• **Data records for software interfaces**
━━━
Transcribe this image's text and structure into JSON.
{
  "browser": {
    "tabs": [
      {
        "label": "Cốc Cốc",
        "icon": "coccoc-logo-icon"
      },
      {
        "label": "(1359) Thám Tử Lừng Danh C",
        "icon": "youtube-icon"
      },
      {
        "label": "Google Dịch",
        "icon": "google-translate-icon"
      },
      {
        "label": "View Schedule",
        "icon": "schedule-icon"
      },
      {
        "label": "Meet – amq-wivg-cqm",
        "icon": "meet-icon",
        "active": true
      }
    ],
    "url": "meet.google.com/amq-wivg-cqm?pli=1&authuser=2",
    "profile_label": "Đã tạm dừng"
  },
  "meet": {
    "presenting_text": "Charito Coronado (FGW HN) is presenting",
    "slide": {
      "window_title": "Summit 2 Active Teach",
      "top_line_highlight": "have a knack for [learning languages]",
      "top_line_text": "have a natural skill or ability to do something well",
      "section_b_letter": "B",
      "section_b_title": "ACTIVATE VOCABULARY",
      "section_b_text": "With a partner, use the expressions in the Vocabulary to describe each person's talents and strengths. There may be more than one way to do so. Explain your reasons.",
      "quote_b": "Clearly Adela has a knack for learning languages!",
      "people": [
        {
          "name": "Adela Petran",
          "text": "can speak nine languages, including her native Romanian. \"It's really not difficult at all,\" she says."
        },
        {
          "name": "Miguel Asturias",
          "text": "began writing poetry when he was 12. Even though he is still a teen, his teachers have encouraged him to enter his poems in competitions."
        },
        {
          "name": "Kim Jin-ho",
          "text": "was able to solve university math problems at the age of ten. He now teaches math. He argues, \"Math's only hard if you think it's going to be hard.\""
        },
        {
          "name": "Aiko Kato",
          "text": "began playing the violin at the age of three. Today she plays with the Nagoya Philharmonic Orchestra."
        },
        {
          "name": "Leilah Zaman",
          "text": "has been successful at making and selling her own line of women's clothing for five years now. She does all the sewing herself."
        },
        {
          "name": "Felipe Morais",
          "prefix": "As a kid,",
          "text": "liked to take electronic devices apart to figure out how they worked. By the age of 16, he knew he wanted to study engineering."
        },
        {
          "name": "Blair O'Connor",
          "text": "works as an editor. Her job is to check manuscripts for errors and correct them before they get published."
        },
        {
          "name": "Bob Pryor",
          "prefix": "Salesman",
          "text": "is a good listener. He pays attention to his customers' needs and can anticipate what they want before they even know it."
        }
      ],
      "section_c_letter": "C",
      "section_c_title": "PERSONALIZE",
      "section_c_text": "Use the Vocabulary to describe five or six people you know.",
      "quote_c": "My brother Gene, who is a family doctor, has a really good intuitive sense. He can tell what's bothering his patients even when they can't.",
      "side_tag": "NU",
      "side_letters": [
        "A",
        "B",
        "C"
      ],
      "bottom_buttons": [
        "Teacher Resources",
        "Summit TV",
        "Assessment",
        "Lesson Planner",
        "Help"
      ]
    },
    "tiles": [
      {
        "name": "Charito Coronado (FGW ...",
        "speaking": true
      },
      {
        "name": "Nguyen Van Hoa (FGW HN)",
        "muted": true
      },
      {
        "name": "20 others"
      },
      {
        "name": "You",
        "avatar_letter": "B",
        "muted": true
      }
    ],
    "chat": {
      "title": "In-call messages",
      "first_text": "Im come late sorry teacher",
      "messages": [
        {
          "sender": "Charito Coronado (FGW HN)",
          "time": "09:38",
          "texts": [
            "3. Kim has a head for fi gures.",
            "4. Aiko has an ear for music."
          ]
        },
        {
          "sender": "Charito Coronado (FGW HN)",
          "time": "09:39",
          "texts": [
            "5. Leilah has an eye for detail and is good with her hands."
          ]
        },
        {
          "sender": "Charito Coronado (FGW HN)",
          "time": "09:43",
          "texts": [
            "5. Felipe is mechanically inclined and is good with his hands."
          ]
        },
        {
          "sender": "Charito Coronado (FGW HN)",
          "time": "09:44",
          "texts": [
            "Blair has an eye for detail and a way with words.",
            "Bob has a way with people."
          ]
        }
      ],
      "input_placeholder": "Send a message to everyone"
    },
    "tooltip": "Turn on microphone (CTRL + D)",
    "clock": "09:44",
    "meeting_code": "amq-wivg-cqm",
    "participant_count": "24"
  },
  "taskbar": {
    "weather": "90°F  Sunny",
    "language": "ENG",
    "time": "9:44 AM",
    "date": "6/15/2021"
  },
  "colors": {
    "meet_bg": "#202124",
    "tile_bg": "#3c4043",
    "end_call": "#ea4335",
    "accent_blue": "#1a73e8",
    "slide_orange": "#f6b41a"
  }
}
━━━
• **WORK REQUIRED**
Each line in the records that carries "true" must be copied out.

• **WRITTEN RESPONSE**
        "active": true
        "speaking": true
        "muted": true
        "muted": true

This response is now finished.